=== RECORD EXCERPTS ===
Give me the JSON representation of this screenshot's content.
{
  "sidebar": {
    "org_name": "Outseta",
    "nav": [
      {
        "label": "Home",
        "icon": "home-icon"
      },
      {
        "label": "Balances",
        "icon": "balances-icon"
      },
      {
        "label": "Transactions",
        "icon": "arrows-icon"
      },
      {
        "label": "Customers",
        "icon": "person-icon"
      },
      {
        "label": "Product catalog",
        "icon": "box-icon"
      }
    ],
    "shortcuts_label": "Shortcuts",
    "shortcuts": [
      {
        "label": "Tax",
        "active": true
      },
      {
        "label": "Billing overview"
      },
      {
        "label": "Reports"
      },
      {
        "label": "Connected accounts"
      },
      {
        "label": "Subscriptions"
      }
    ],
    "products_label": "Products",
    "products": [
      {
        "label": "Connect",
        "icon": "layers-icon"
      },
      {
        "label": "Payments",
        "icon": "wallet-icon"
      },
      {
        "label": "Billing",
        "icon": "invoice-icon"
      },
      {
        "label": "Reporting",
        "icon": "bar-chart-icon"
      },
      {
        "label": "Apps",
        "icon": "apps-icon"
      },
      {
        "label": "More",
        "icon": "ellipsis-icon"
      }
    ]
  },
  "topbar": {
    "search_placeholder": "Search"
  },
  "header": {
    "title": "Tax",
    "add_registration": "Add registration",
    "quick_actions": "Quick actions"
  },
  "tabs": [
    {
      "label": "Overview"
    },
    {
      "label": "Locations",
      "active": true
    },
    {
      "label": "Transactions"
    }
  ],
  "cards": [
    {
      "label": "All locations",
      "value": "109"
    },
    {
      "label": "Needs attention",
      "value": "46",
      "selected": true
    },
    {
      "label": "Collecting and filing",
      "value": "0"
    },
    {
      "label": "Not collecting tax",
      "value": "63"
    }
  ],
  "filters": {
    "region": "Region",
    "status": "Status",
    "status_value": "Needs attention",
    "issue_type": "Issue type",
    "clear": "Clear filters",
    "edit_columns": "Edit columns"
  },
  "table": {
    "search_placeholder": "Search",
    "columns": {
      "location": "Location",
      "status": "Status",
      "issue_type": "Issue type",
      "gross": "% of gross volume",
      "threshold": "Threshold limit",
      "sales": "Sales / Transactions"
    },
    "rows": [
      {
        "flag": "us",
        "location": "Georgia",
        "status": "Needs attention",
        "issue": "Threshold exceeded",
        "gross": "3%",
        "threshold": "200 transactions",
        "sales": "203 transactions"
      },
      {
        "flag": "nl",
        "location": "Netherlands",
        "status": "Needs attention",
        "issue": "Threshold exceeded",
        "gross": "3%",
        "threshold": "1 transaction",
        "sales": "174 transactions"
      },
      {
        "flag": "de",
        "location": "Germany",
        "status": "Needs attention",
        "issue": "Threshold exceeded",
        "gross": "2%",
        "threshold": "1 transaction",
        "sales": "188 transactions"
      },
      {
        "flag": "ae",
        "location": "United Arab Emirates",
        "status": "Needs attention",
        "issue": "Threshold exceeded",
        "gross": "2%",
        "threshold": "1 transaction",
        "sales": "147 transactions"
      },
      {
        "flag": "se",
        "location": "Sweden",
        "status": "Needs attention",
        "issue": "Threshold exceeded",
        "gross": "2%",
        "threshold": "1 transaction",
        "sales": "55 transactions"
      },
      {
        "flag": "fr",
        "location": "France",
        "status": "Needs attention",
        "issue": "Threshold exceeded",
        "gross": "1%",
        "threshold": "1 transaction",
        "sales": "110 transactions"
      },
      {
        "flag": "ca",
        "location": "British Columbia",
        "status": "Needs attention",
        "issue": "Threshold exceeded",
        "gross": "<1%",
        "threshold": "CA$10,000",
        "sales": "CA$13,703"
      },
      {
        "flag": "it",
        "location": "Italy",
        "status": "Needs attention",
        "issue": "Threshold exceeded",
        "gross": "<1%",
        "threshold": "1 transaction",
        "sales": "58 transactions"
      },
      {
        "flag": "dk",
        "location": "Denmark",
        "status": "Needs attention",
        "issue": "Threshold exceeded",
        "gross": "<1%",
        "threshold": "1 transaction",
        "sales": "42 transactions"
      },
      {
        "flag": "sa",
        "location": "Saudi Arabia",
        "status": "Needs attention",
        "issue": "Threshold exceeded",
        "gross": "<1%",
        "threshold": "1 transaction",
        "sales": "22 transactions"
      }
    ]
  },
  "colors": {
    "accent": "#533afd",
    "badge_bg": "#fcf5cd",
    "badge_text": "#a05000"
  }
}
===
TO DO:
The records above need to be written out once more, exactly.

FINAL ANSWER:
Give me the JSON representation of this screenshot's content.
{
  "sidebar": {
    "org_name": "Outseta",
    "nav": [
      {
        "label": "Home",
        "icon": "home-icon"
      },
      {
        "label": "Balances",
        "icon": "balances-icon"
      },
      {
        "label": "Transactions",
        "icon": "arrows-icon"
      },
      {
        "label": "Customers",
        "icon": "person-icon"
      },
      {
        "label": "Product catalog",
        "icon": "box-icon"
      }
    ],
    "shortcuts_label": "Shortcuts",
    "shortcuts": [
      {
        "label": "Tax",
        "active": true
      },
      {
        "label": "Billing overview"
      },
      {
        "label": "Reports"
      },
      {
        "label": "Connected accounts"
      },
      {
        "label": "Subscriptions"
      }
    ],
    "products_label": "Products",
    "products": [
      {
        "label": "Connect",
        "icon": "layers-icon"
      },
      {
        "label": "Payments",
        "icon": "wallet-icon"
      },
      {
        "label": "Billing",
        "icon": "invoice-icon"
      },
      {
        "label": "Reporting",
        "icon": "bar-chart-icon"
      },
      {
        "label": "Apps",
        "icon": "apps-icon"
      },
      {
        "label": "More",
        "icon": "ellipsis-icon"
      }
    ]
  },
  "topbar": {
    "search_placeholder": "Search"
  },
  "header": {
    "title": "Tax",
    "add_registration": "Add registration",
    "quick_actions": "Quick actions"
  },
  "tabs": [
    {
      "label": "Overview"
    },
    {
      "label": "Locations",
      "active": true
    },
    {
      "label": "Transactions"
    }
  ],
  "cards": [
    {
      "label": "All locations",
      "value": "109"
    },
    {
      "label": "Needs attention",
      "value": "46",
      "selected": true
    },
    {
      "label": "Collecting and filing",
      "value": "0"
    },
    {
      "label": "Not collecting tax",
      "value": "63"
    }
  ],
  "filters": {
    "region": "Region",
    "status": "Status",
    "status_value": "Needs attention",
    "issue_type": "Issue type",
    "clear": "Clear filters",
    "edit_columns": "Edit columns"
  },
  "table": {
    "search_placeholder": "Search",
    "columns": {
      "location": "Location",
      "status": "Status",
      "issue_type": "Issue type",
      "gross": "% of gross volume",
      "threshold": "Threshold limit",
      "sales": "Sales / Transactions"
    },
    "rows": [
      {
        "flag": "us",
        "location": "Georgia",
        "status": "Needs attention",
        "issue": "Threshold exceeded",
        "gross": "3%",
        "threshold": "200 transactions",
        "sales": "203 transactions"
      },
      {
        "flag": "nl",
        "location": "Netherlands",
        "status": "Needs attention",
        "issue": "Threshold exceeded",
        "gross": "3%",
        "threshold": "1 transaction",
        "sales": "174 transactions"
      },
      {
        "flag": "de",
        "location": "Germany",
        "status": "Needs attention",
        "issue": "Threshold exceeded",
        "gross": "2%",
        "threshold": "1 transaction",
        "sales": "188 transactions"
      },
      {
        "flag": "ae",
        "location": "United Arab Emirates",
        "status": "Needs attention",
        "issue": "Threshold exceeded",
        "gross": "2%",
        "threshold": "1 transaction",
        "sales": "147 transactions"
      },
      {
        "flag": "se",
        "location": "Sweden",
        "status": "Needs attention",
        "issue": "Threshold exceeded",
        "gross": "2%",
        "threshold": "1 transaction",
        "sales": "55 transactions"
      },
      {
        "flag": "fr",
        "location": "France",
        "status": "Needs attention",
        "issue": "Threshold exceeded",
        "gross": "1%",
        "threshold": "1 transaction",
        "sales": "110 transactions"
      },
      {
        "flag": "ca",
        "location": "British Columbia",
        "status": "Needs attention",
        "issue": "Threshold exceeded",
        "gross": "<1%",
        "threshold": "CA$10,000",
        "sales": "CA$13,703"
      },
      {
        "flag": "it",
        "location": "Italy",
        "status": "Needs attention",
        "issue": "Threshold exceeded",
        "gross": "<1%",
        "threshold": "1 transaction",
        "sales": "58 transactions"
      },
      {
        "flag": "dk",
        "location": "Denmark",
        "status": "Needs attention",
        "issue": "Threshold exceeded",
        "gross": "<1%",
        "threshold": "1 transaction",
        "sales": "42 transactions"
      },
      {
        "flag": "sa",
        "location": "Saudi Arabia",
        "status": "Needs attention",
        "issue": "Threshold exceeded",
        "gross": "<1%",
        "threshold": "1 transaction",
        "sales": "22 transactions"
      }
    ]
  },
  "colors": {
    "accent": "#533afd",
    "badge_bg": "#fcf5cd",
    "badge_text": "#a05000"
  }
}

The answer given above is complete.